Analyzing your map reading technique – Automagically!

Posted by Jan Kocbach, 21 Nov 2010@16:00

Map reading sample from AMRD webpage
How often do you read the map – and how does it influence on your orienteering speed and the amount of mistakes you do? With an accelerometer attached to the map or to your hand – and combining this with GPS data – it is possible to display on a map at which locations and for how long a runner reads the map. This gives very interesting possibilities regarding analysis of what happens before a runner does a mistake – and also to see if the map reading frequency and length is optimal (see illustration above taken from AMRD webpage, © map: OLG Bern).

Swiss orienteer Michael Eglin has been working on a technique he denotes “Automated map reading detection (AMRD)” in which he uses an accelerometer (a device which can record its orientation relative to the ground) in order to record in which parts of the course a runner looks at the map. By combining this information with a GPS track of the route, the way the athlete reads the map can be analyzed.

Why is this interesting for you as an orienteer?

There are at least two very interesting applications for automated map reading detection:

  • Analysis of map reading technique compared to other athletes in order to determine if the map reading technique is optimal. For example to see if the map reading frequency is too high/low, if the map reading time is too long/short (can be coupled to other technical training), how map reading influences on running speed, stop-time at controls / out of controls / into controls for map reading, etc. Having a good map reading technique is vital for a top orienteer – see some discussion about map reading frequency in the wiki.
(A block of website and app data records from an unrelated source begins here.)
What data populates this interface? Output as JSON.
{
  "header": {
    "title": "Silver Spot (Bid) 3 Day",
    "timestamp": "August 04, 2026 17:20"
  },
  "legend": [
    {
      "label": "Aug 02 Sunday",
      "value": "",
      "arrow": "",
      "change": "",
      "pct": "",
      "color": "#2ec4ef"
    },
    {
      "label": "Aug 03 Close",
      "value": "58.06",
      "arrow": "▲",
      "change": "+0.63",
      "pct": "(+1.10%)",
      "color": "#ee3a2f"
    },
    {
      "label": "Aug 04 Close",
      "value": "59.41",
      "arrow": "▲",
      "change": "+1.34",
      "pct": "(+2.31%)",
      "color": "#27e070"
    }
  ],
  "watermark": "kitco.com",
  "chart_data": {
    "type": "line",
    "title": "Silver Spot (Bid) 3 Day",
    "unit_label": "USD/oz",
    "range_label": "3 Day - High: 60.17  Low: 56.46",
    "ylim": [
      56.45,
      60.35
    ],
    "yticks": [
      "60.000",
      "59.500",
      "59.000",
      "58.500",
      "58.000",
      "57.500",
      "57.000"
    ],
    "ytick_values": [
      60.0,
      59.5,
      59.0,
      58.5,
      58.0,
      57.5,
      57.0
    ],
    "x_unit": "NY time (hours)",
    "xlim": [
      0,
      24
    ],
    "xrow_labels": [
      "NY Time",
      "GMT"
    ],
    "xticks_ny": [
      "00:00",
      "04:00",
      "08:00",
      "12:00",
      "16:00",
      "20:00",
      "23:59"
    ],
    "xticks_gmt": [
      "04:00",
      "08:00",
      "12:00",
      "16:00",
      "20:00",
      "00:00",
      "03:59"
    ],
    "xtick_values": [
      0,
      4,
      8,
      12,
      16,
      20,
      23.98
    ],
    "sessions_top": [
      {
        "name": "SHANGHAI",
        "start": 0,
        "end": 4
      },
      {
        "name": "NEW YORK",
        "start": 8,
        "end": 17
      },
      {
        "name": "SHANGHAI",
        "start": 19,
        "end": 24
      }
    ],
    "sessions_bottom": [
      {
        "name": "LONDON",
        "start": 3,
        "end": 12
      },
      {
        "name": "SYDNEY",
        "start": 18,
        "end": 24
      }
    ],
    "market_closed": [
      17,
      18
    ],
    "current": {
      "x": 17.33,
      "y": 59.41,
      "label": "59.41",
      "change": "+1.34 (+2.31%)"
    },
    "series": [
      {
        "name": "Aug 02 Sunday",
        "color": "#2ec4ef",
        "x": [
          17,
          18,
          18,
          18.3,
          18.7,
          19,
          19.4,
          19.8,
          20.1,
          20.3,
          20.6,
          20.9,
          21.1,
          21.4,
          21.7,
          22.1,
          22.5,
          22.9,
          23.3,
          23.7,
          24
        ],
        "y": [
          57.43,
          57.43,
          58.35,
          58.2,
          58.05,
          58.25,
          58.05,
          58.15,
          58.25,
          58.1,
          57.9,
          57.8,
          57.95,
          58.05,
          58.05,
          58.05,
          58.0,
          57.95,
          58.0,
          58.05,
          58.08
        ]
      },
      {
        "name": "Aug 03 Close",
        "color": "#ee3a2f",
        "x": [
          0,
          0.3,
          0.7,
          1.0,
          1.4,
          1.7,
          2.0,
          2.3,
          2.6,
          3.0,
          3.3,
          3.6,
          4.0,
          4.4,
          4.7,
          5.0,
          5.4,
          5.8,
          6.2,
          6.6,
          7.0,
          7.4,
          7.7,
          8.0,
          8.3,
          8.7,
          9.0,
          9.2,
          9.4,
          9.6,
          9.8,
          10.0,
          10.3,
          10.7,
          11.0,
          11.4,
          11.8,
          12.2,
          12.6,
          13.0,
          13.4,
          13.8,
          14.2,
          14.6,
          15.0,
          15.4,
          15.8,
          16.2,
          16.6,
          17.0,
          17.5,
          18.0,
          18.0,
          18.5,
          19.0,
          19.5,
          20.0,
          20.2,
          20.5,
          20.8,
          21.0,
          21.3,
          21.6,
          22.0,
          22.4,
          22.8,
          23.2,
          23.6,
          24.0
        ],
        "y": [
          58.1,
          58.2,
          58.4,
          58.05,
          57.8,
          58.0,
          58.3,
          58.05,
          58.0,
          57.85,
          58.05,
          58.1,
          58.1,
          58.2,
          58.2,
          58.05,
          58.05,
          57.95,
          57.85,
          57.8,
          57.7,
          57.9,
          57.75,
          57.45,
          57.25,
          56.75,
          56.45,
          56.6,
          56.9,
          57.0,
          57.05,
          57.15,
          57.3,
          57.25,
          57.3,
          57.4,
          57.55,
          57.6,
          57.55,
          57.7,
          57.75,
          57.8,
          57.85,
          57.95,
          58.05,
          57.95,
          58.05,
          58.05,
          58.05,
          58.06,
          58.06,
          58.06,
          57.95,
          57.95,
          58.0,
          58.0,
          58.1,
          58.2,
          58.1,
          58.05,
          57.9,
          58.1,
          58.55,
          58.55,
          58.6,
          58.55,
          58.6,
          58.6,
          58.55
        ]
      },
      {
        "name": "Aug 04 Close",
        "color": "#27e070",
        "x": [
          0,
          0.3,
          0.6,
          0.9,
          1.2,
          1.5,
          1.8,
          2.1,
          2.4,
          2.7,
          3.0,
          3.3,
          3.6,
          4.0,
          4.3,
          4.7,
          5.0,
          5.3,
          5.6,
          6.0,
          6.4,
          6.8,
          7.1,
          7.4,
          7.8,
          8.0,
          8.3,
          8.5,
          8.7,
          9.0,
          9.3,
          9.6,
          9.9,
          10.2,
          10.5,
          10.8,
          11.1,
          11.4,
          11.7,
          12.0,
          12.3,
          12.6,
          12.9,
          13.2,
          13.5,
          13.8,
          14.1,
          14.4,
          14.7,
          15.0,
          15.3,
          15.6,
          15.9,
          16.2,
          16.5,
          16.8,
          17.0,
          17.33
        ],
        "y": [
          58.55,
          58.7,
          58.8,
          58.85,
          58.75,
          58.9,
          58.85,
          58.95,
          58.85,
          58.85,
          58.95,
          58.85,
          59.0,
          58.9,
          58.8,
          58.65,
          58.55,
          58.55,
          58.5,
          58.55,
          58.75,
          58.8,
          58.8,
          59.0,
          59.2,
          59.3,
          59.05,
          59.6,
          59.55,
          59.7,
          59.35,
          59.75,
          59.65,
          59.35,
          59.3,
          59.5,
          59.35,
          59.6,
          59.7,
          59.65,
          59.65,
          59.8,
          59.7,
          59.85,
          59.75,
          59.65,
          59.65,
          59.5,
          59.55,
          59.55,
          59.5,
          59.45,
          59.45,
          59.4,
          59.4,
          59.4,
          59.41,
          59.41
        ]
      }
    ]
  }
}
At a training camp with the Norwegian team before the 1999 WOC, they did a simple study of the number of times each runner looked at a map on a leg. The best men in the world that year — Petter Thoresen and Bjørnar Valstad — read the map more than 20 times on a 400 meter leg. Hanne Staff, who has been the best woman the last few years, read the map 15 times, while the worst of the women in the test read the map just 5 times.See here for an interesting comparison of map reading technique between two different runners – provided at the blog of Martin Lerjen (German text).
  • Analysis of map reading coupled to time losses for a specific race, for example to investigate the map reading ahead of mistakes to see if you can find a relation between too seldom/short map reading and a mistake and how much time you have used for route choices, etc. Martin Lerjen has done such a race specific analysis on his blog (and a second example) (German text) – finding several interesting results regarding the time losses and his map reading technique.
Examples from analysis

Martin Lerjen has done several interesting analysis using automated map reading detection – I have been allowed to provide some examples from Martin’s testing of the method here.

The first illustration is from a national race in Switzerland in October 2010 (Höhrohnen)- run by Martin Lerjen (see full analysis in German here). In the below illustration green color means mapreading – red means no mapreading (interchanging the colors might have been more intuitive?). From the map it is easy to see in which areas the runner reads the map, and in which areas there is no map reading. For this particular terrain there is quite a lot of red – i.e. running without reading the map.


Zooming in on a particular location, you can see more details regarding the map reading technique.


A second example provided is an example from a national sprint race in Einsiedeln, Switzerland (see the complete map in Routegadget here -  complete analysis in German see).  As you can see, there is a lot of mapreading involved in such a technical city sprint – most of the track being green.


Finally, an example of comparing the map reading technique of two runners – this time again for the Höhrohnen case. The blue and red lines illustrate the accumulated map reading time of the two runners during the race – and the red/blue dots a histogram of length of map reading contacts (complete analysis in German here).

101014_Auswertung Vergleich

How does it work?

During map reading the hand of the athlete is in a typical position which is significantly different to the position during regular running. While reading the map, the athlete keeps the map close to horizontal – while the map is in a more vertical position while running. Thus, one can easily detect map reading by just recording the position of the hand. To do this, an accelerometer may be fixed to the map reading hand. The sensor moves and tilts with the hand, and from the recorded motion map reading events can be recognized.

See a full description of the method in the AMRD-webpage.


Two electronic devices are needed – an accelerometer and a GPS logger. Eglin has been using a HOBO Pendant G Data Logger (Typ UA-004-64) from Onset as accelerometer which is available online for around 150 Euros. Any GPS logger with reasonable spatial resolution can be used (e.g. GARMIN GPS Watches) to track the runners position.

Mobile application

I started work on implementing this kind of accelerometer logging for logging of map reading time in a mobile application last year (as both Android phones and the iPhone/iPod touch have a built-in accelerometer which should have sufficient accuracy and frequency), but have not had time to finalize this work yet. It is, however, not a difficult task – and it should therefore be quite feasible to do this kind of analysis with holding your mobile phone or iPod touch under the map instead of buying a dedicated logger device. Some work is started for both an iPhone and Android application – I’ll try to get the work done during the winter months. If somebody else has worked on this already – please let me know in the comments. In a mobile phone, you can either use the built-in GPS or use an external GPS like a GPS watch (using an external GPS watch will give you better accuracy).